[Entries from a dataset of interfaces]
=== Section Start ===

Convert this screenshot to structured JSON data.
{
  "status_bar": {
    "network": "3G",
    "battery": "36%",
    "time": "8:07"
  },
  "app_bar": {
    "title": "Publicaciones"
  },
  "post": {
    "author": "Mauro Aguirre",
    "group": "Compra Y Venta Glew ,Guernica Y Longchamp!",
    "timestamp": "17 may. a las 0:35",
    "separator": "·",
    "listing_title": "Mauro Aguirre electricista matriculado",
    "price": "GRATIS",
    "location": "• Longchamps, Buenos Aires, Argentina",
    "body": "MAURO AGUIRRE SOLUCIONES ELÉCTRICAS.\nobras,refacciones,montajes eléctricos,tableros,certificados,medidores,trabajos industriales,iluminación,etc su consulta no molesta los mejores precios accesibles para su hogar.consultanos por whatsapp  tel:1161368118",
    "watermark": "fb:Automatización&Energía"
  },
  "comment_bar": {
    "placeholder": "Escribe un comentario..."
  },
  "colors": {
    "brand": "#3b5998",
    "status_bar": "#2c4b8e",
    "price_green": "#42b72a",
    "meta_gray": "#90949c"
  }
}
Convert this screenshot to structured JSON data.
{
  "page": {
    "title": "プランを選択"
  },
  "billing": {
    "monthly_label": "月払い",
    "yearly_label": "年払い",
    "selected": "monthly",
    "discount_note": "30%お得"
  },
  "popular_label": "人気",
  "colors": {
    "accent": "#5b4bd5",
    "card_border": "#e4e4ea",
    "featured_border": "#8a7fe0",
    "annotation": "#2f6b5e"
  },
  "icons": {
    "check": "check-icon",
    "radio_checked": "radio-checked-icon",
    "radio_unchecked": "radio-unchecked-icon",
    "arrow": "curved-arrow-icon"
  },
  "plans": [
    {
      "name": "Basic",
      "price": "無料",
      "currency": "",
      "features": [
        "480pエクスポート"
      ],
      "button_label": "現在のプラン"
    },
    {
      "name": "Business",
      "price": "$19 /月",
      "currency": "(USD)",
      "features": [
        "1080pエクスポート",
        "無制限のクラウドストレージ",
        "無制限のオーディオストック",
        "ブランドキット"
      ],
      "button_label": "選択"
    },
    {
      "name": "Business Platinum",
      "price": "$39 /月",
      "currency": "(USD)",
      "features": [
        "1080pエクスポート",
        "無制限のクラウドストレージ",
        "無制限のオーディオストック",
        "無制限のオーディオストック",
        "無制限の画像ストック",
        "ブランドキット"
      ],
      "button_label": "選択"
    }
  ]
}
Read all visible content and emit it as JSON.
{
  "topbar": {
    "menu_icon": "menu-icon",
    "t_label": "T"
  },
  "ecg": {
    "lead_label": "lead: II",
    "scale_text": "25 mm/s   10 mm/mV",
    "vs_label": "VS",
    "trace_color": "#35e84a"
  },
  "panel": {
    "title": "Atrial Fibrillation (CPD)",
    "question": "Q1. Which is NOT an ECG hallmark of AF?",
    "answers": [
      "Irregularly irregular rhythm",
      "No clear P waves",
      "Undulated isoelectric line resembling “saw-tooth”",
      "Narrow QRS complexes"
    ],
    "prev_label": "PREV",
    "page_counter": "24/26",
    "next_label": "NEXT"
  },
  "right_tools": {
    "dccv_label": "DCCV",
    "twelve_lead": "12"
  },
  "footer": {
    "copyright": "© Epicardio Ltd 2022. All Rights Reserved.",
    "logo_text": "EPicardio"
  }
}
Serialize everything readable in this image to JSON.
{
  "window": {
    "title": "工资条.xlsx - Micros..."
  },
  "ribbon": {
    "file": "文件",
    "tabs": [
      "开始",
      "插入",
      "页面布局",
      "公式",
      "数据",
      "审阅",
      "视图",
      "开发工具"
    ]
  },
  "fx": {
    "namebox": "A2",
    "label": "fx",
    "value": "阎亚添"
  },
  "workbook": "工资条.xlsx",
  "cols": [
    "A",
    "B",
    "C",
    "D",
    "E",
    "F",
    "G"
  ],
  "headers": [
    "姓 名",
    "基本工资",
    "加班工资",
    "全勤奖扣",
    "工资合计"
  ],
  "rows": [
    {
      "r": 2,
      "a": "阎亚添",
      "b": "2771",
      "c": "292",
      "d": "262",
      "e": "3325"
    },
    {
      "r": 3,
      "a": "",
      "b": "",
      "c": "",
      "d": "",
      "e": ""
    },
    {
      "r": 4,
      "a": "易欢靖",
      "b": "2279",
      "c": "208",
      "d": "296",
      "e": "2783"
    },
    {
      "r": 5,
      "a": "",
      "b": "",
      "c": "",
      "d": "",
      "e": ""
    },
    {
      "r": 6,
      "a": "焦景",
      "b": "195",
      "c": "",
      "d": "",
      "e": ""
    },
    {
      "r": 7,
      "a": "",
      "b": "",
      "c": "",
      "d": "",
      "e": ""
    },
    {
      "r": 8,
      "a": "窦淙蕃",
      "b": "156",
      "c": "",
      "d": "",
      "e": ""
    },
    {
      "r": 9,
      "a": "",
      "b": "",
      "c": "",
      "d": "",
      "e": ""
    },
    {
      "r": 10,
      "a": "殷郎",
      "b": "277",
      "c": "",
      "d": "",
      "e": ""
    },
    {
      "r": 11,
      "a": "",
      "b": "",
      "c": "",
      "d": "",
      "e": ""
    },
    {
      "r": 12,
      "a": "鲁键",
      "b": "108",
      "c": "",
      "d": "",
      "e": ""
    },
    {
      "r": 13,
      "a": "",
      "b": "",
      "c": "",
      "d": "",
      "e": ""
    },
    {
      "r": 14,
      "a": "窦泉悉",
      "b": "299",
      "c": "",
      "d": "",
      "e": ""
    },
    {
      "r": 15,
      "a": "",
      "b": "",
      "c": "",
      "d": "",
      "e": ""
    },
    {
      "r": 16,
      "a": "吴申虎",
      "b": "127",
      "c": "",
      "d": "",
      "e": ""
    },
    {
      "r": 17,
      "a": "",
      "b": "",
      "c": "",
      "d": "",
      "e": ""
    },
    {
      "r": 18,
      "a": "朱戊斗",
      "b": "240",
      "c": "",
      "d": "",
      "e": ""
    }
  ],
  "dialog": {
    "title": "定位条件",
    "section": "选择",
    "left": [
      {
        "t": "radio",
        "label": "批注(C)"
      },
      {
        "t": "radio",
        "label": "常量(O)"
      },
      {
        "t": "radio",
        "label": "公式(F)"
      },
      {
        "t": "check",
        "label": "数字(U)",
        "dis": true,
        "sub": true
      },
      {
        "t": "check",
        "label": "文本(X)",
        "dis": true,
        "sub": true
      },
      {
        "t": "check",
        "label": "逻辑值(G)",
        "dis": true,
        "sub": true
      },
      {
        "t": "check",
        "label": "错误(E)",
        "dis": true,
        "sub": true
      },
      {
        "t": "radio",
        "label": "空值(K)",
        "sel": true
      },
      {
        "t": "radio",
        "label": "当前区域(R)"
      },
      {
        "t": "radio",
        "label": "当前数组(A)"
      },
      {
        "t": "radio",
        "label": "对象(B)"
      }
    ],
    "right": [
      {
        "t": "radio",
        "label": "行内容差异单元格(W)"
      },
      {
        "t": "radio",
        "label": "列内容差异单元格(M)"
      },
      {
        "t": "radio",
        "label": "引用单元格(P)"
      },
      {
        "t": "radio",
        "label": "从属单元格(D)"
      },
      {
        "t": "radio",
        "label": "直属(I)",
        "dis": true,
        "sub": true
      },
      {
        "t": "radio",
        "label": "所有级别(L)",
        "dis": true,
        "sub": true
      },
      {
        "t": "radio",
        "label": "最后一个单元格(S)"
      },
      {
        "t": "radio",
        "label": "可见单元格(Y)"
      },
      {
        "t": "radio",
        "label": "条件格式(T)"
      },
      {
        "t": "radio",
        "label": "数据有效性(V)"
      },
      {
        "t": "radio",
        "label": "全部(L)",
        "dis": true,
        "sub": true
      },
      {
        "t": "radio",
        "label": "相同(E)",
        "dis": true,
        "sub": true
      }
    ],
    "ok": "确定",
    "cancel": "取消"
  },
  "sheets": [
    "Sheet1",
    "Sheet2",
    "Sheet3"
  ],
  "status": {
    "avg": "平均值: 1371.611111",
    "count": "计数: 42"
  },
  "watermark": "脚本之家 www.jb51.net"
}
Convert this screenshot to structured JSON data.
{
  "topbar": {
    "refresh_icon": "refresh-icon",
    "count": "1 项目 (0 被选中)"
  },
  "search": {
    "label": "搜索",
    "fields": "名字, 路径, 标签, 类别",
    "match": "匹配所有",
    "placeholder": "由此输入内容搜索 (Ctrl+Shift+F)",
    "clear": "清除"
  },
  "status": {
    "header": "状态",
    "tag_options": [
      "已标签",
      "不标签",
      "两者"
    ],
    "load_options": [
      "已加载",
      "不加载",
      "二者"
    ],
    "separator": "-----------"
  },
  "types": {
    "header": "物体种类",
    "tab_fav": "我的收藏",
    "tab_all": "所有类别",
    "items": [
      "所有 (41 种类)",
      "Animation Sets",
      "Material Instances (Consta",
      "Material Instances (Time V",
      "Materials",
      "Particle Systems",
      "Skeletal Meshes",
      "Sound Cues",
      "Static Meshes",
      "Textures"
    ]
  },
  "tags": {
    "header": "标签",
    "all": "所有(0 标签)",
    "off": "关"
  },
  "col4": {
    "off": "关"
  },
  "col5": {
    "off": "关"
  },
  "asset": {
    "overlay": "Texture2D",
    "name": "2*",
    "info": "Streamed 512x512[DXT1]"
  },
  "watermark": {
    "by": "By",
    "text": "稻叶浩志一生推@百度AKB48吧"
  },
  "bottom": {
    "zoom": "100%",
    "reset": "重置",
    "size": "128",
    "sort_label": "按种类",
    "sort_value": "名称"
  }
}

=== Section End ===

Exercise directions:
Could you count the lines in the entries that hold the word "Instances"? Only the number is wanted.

Task result:
2